To conclude, Chekhov’s The Cherry Orchard postulates the tragic fall of landed aristocracy with the rise of capitalism and modernism in western society. It also depicts the drawbacks of capitalism by showing a reduction in human relations. In the play, Lyubov Andreyevna and her cherry orchard are the central attractions of the play represent the landed aristocracy. Lyubov falls down of her position for her idealistic and childish behaviors whereas cherry orchard stands for the root of aristocratic feudal society which has been cut down with the rise bourgeois middle class that is Lopakhin. Though Lopakhin owns the state but cannot understand the values of relationships as Marx argues the drawbacks of capitalism. Therefore, even though Chekhov defends his play to call tragedy, it proves to be a tragedy in reference to the Aristotelian notion of tragedy.

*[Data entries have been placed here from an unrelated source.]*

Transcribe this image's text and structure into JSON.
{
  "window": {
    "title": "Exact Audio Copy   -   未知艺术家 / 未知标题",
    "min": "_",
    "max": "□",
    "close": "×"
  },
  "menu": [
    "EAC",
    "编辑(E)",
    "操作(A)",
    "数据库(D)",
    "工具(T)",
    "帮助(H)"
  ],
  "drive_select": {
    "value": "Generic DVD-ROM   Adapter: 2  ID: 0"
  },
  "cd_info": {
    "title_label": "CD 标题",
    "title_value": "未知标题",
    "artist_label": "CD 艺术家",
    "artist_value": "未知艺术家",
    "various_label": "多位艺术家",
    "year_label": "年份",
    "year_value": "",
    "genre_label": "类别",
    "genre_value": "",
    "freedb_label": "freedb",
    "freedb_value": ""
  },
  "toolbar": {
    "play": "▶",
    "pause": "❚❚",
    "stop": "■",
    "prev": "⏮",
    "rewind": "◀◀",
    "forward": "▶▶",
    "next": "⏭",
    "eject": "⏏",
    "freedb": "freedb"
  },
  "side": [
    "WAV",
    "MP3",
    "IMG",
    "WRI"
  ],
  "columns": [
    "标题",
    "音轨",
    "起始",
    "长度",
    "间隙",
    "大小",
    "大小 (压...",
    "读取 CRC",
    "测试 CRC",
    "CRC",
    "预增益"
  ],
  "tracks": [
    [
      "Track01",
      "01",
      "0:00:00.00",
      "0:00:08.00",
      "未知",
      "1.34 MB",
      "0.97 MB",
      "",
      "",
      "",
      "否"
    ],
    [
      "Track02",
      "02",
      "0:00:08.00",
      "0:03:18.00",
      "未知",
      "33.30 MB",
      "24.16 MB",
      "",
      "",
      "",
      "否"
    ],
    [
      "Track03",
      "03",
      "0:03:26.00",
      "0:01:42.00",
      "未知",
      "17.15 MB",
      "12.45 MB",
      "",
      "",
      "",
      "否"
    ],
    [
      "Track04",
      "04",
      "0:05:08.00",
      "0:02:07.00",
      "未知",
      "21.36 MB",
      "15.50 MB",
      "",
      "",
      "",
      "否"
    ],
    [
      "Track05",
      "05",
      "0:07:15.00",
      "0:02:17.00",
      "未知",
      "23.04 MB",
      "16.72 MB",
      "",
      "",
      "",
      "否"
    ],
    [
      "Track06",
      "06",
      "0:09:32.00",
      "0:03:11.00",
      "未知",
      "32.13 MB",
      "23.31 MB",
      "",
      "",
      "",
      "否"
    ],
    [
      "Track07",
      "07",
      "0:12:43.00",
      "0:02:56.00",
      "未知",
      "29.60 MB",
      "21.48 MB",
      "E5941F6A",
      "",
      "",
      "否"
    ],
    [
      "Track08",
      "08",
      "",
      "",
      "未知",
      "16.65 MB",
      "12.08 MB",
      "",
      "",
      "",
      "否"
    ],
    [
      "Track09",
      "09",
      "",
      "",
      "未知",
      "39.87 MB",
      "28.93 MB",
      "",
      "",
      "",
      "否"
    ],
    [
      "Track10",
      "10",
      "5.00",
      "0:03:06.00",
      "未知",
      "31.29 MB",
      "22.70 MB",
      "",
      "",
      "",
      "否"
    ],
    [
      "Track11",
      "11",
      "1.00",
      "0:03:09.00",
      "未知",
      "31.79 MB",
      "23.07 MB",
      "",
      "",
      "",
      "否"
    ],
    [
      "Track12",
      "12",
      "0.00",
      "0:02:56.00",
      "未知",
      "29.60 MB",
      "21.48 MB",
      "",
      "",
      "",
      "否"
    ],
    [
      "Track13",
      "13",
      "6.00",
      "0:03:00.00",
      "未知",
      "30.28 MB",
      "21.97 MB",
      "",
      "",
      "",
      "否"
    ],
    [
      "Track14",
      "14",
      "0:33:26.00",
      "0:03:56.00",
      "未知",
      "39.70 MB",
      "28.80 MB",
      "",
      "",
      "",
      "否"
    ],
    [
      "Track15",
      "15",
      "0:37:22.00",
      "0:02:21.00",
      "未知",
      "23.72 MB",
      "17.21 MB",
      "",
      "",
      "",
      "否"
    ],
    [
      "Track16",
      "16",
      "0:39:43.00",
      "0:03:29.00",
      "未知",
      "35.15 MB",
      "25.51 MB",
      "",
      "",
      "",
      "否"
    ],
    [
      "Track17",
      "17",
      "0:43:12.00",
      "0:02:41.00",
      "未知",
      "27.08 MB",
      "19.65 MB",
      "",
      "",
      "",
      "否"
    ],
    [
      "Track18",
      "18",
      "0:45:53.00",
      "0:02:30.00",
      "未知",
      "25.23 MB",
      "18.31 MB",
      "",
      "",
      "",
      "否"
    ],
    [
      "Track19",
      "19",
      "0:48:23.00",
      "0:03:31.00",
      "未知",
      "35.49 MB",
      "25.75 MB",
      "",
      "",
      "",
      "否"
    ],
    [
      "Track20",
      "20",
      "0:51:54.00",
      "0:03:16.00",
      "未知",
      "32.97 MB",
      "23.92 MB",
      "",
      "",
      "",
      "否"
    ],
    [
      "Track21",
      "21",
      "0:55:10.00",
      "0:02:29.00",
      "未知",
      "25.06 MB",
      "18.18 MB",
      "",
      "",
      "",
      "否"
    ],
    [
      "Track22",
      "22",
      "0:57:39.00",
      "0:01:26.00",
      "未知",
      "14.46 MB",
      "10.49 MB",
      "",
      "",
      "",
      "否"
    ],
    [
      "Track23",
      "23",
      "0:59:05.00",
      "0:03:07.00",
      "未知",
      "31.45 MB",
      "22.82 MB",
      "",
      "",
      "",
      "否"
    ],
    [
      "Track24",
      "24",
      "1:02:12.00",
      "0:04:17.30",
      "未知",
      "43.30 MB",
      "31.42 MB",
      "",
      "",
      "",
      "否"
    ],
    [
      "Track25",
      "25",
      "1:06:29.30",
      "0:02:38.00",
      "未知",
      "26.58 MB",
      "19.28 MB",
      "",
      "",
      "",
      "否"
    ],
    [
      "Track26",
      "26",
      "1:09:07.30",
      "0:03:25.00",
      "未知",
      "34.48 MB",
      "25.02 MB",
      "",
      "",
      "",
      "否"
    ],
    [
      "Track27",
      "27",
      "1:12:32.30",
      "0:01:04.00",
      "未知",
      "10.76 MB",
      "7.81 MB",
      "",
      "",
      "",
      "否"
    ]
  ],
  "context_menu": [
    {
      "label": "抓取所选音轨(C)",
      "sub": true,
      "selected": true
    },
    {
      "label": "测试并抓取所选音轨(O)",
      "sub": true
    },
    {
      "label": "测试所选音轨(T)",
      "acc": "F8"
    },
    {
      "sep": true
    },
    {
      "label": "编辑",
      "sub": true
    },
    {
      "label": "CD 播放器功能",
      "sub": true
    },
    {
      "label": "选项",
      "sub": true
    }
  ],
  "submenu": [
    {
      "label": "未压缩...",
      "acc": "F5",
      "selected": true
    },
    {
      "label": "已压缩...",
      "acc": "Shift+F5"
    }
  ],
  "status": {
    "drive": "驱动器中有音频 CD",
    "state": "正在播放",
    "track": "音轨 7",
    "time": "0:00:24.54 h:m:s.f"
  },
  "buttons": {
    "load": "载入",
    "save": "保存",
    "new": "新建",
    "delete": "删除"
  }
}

Baehr, Stephen L. “The Machine in Chekhov’s Garden: Progress and Pastoral in the Cherry Orchard.” The Slavic and East European Journal, Vol. 43, No. 1 (Spring, 1999), pp. 99-121. PDF.
Chekhov, Anton. The Cherry Orchard. Performance and Theatre Studies: A Course Packet. Kirtipur: T.U. Book Center, 2016. Print.
Griffiths, Martin. Realism, Idealism and International Politics: A Reinterpretation. London: Routledge, 2002. PDF.
Habib, M. A. R. A History of Literary Criticism: From Plato to the Present. Victoria: Blackwell Publications, 2005. PDF.
Latham, Jacqueline E. M. “‘The Cherry Orchard” as Comedy.” Educational Theatre Journal, Vol. 10, No. 1 (Mar., 1958), pp. 21-29. PDF.